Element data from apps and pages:
↓↓↓
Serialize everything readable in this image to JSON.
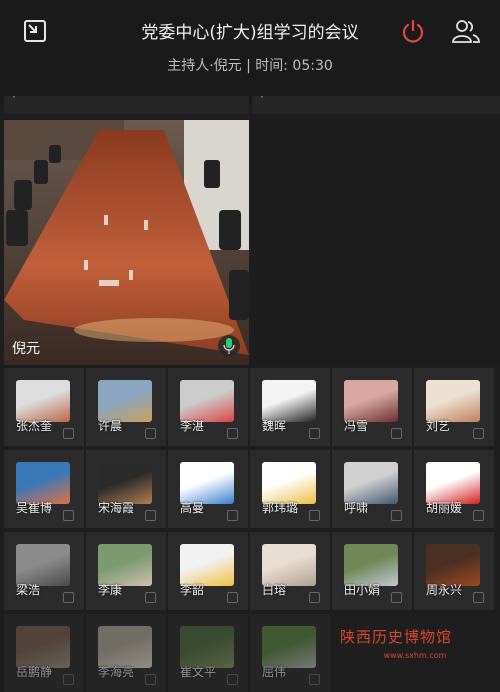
{
  "header": {
    "title": "党委中心(扩大)组学习的会议",
    "subtitle": "主持人·倪元 | 时间: 05:30",
    "exit_icon": "minimize-window-icon",
    "power_icon": "power-icon",
    "members_icon": "members-icon"
  },
  "main": {
    "host_label": "倪元",
    "mic_icon": "microphone-icon"
  },
  "participants": [
    {
      "name": "张杰奎"
    },
    {
      "name": "许晨"
    },
    {
      "name": "李湛"
    },
    {
      "name": "魏晖"
    },
    {
      "name": "冯雪"
    },
    {
      "name": "刘艺"
    },
    {
      "name": "吴崔博"
    },
    {
      "name": "宋海霞"
    },
    {
      "name": "高曼"
    },
    {
      "name": "郭玮璐"
    },
    {
      "name": "呼啸"
    },
    {
      "name": "胡丽媛"
    },
    {
      "name": "梁浩"
    },
    {
      "name": "李康"
    },
    {
      "name": "李韶"
    },
    {
      "name": "白瑢"
    },
    {
      "name": "田小娟"
    },
    {
      "name": "周永兴"
    },
    {
      "name": "岳鹏静"
    },
    {
      "name": "李海亮"
    },
    {
      "name": "崔文平"
    },
    {
      "name": "屈伟"
    }
  ],
  "watermark": {
    "text": "陕西历史博物馆",
    "url": "www.sxhm.com"
  },
  "colors": {
    "accent_red": "#e8453c",
    "background": "#1e1e1e",
    "tile": "#2b2b2b"
  }
}
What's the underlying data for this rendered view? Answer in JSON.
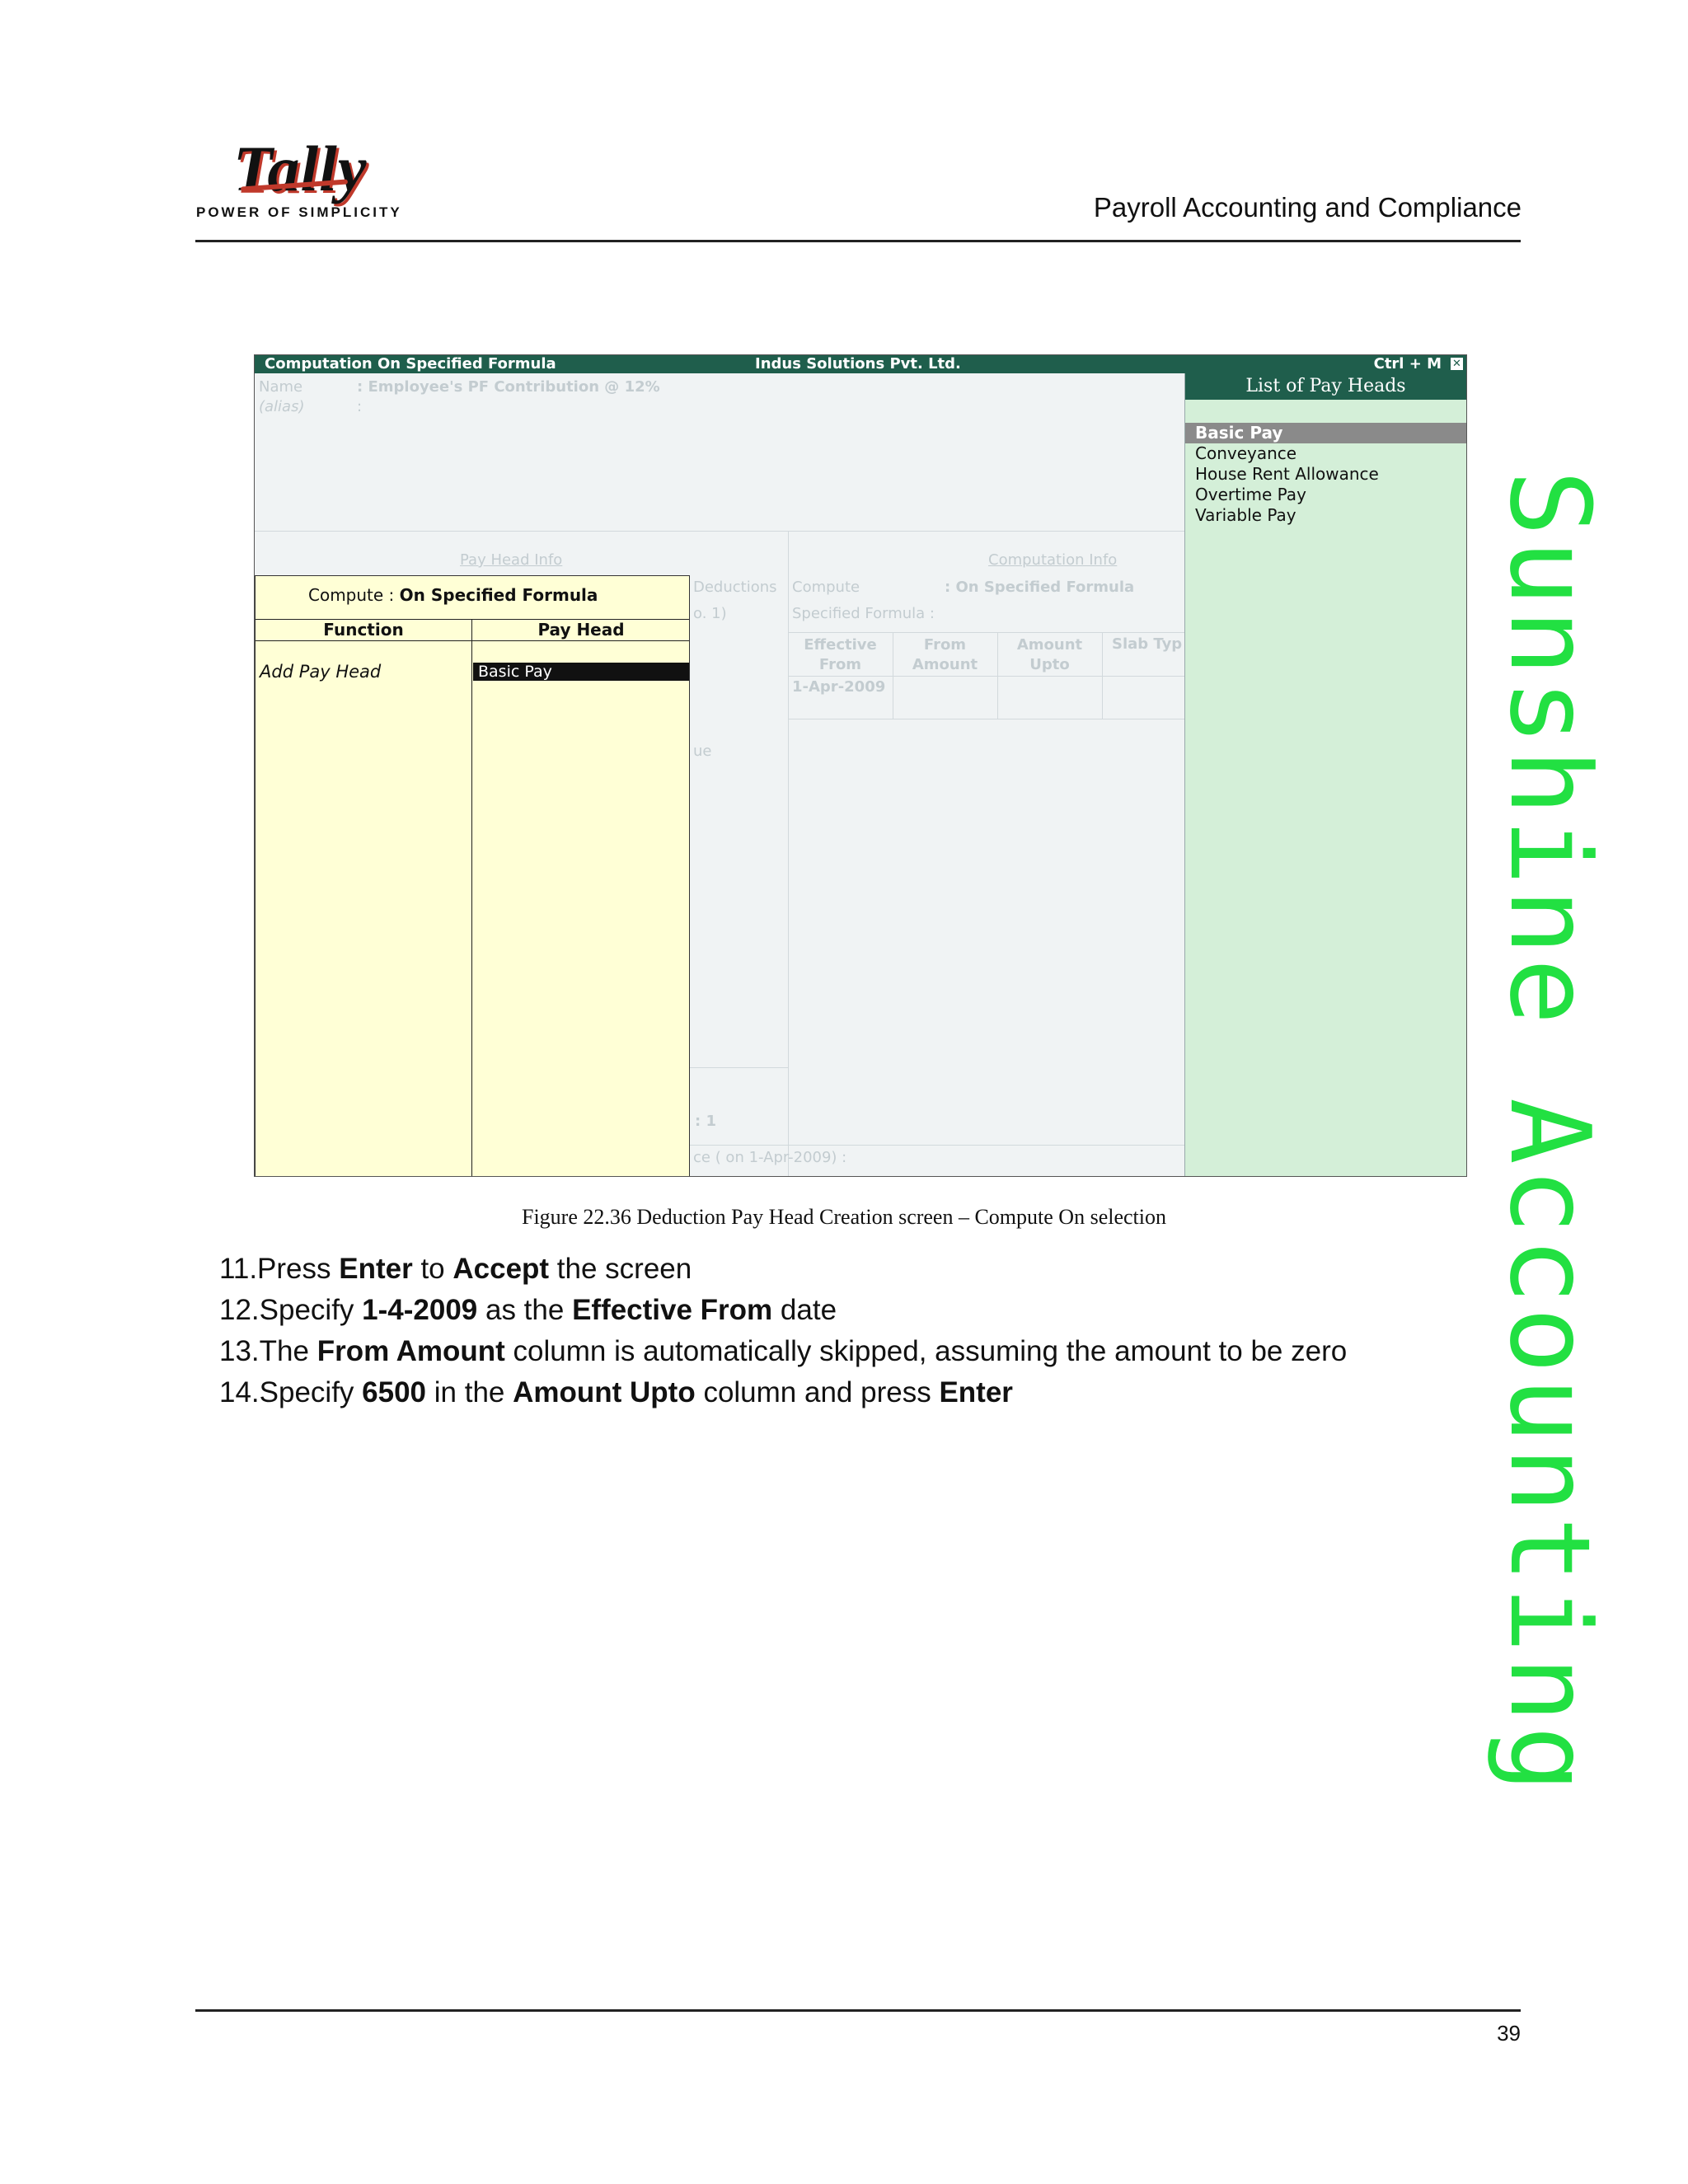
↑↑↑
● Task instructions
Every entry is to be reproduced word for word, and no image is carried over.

● Expected answer
Serialize everything readable in this image to JSON.
{
  "header": {
    "title": "党委中心(扩大)组学习的会议",
    "subtitle": "主持人·倪元 | 时间: 05:30",
    "exit_icon": "minimize-window-icon",
    "power_icon": "power-icon",
    "members_icon": "members-icon"
  },
  "main": {
    "host_label": "倪元",
    "mic_icon": "microphone-icon"
  },
  "participants": [
    {
      "name": "张杰奎"
    },
    {
      "name": "许晨"
    },
    {
      "name": "李湛"
    },
    {
      "name": "魏晖"
    },
    {
      "name": "冯雪"
    },
    {
      "name": "刘艺"
    },
    {
      "name": "吴崔博"
    },
    {
      "name": "宋海霞"
    },
    {
      "name": "高曼"
    },
    {
      "name": "郭玮璐"
    },
    {
      "name": "呼啸"
    },
    {
      "name": "胡丽媛"
    },
    {
      "name": "梁浩"
    },
    {
      "name": "李康"
    },
    {
      "name": "李韶"
    },
    {
      "name": "白瑢"
    },
    {
      "name": "田小娟"
    },
    {
      "name": "周永兴"
    },
    {
      "name": "岳鹏静"
    },
    {
      "name": "李海亮"
    },
    {
      "name": "崔文平"
    },
    {
      "name": "屈伟"
    }
  ],
  "watermark": {
    "text": "陕西历史博物馆",
    "url": "www.sxhm.com"
  },
  "colors": {
    "accent_red": "#e8453c",
    "background": "#1e1e1e",
    "tile": "#2b2b2b"
  }
}
What's the underlying data for this rendered view? Answer in JSON.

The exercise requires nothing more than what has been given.